Website and app data records:
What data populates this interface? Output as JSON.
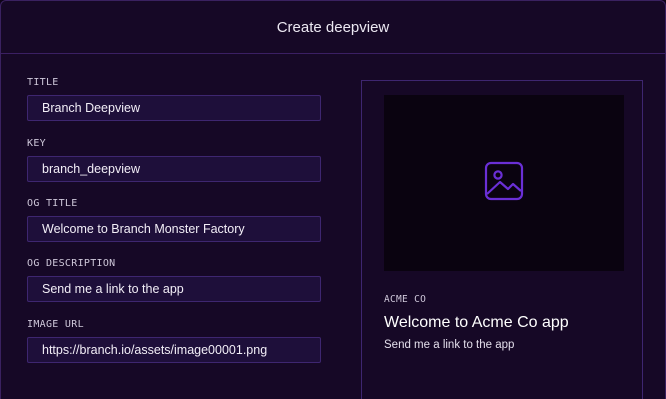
{
  "header": {
    "title": "Create deepview"
  },
  "form": {
    "fields": [
      {
        "label": "TITLE",
        "value": "Branch Deepview"
      },
      {
        "label": "KEY",
        "value": "branch_deepview"
      },
      {
        "label": "OG TITLE",
        "value": "Welcome to Branch Monster Factory"
      },
      {
        "label": "OG DESCRIPTION",
        "value": "Send me a link to the app"
      },
      {
        "label": "IMAGE URL",
        "value": "https://branch.io/assets/image00001.png"
      }
    ]
  },
  "preview": {
    "image_icon": "image-placeholder-icon",
    "site_name": "ACME CO",
    "title": "Welcome to Acme Co app",
    "description": "Send me a link to the app"
  },
  "colors": {
    "background": "#160826",
    "input_background": "#1e0f3a",
    "border": "#3e2670",
    "icon": "#6a2fd6"
  }
}
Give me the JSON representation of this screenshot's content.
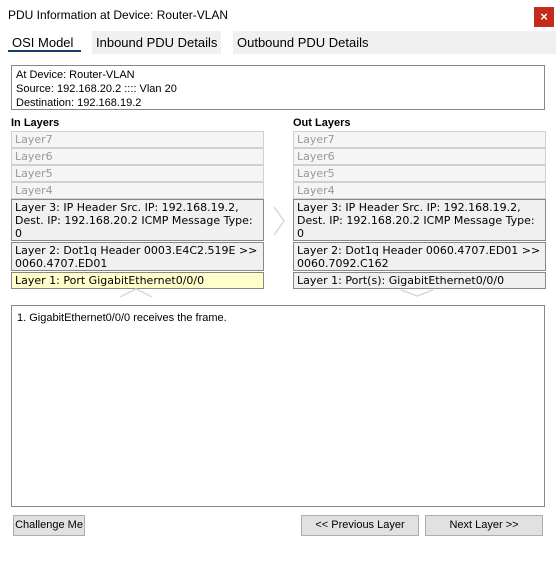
{
  "window": {
    "title": "PDU Information at Device: Router-VLAN",
    "close_glyph": "×"
  },
  "tabs": [
    {
      "label": "OSI Model",
      "active": true
    },
    {
      "label": "Inbound PDU Details",
      "active": false
    },
    {
      "label": "Outbound PDU Details",
      "active": false
    }
  ],
  "info": {
    "line1": "At Device: Router-VLAN",
    "line2": "Source: 192.168.20.2 :::: Vlan 20",
    "line3": "Destination: 192.168.19.2"
  },
  "in_layers": {
    "heading": "In Layers",
    "layer7": "Layer7",
    "layer6": "Layer6",
    "layer5": "Layer5",
    "layer4": "Layer4",
    "layer3": "Layer 3: IP Header Src. IP: 192.168.19.2, Dest. IP: 192.168.20.2 ICMP Message Type: 0",
    "layer2": "Layer 2: Dot1q Header 0003.E4C2.519E >> 0060.4707.ED01",
    "layer1": "Layer 1: Port GigabitEthernet0/0/0"
  },
  "out_layers": {
    "heading": "Out Layers",
    "layer7": "Layer7",
    "layer6": "Layer6",
    "layer5": "Layer5",
    "layer4": "Layer4",
    "layer3": "Layer 3: IP Header Src. IP: 192.168.19.2, Dest. IP: 192.168.20.2 ICMP Message Type: 0",
    "layer2": "Layer 2: Dot1q Header 0060.4707.ED01 >> 0060.7092.C162",
    "layer1": "Layer 1: Port(s): GigabitEthernet0/0/0"
  },
  "details": {
    "line1": "1. GigabitEthernet0/0/0 receives the frame."
  },
  "buttons": {
    "challenge": "Challenge Me",
    "previous": "<< Previous Layer",
    "next": "Next Layer >>"
  },
  "colors": {
    "highlight": "#ffffcc",
    "close": "#c42b1c",
    "tab_underline": "#1a3a6e"
  }
}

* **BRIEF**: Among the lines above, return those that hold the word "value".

* **OUTPUT BELOW**:
        "value": "Branch Deepview"
        "value": "branch_deepview"
        "value": "Welcome to Branch Monster Factory"
        "value": "Send me a link to the app"
        "value": "https://branch.io/assets/image00001.png"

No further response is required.